§ Assigned task
Pull out every line of the listing below where "recenzii" appears.

*** Opening of Given entries ***

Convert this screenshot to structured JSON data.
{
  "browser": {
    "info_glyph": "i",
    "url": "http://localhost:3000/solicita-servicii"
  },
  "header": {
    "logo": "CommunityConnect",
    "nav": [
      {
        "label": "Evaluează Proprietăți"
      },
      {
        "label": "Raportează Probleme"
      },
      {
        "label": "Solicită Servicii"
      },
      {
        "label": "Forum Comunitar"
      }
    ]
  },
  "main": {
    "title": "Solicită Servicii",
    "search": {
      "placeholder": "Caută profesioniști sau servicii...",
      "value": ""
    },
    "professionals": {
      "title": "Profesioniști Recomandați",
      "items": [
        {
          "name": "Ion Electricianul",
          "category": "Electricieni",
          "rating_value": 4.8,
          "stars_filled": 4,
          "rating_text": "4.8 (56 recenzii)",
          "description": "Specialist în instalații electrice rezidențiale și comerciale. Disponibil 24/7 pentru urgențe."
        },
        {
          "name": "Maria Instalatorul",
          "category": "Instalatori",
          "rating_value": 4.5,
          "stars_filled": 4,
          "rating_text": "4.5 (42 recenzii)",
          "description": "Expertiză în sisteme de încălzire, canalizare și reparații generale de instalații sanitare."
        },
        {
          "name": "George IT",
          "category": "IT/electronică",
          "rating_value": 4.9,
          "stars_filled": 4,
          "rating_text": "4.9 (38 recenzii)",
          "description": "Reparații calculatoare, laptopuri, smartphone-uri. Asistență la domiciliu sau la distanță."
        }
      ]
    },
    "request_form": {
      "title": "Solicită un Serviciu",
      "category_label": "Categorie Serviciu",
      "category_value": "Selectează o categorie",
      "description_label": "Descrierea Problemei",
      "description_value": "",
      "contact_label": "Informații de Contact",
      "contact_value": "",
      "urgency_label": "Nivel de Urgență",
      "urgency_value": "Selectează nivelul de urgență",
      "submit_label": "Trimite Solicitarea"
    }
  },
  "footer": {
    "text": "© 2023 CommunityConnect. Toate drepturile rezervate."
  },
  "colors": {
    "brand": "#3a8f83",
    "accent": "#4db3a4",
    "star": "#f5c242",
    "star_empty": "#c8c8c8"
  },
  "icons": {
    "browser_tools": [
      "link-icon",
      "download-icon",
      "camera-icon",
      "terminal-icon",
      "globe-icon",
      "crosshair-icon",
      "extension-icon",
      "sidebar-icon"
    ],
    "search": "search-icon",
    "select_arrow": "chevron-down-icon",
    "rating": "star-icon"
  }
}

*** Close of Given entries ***

§ Exercise result
          "rating_text": "4.8 (56 recenzii)",
          "rating_text": "4.5 (42 recenzii)",
          "rating_text": "4.9 (38 recenzii)",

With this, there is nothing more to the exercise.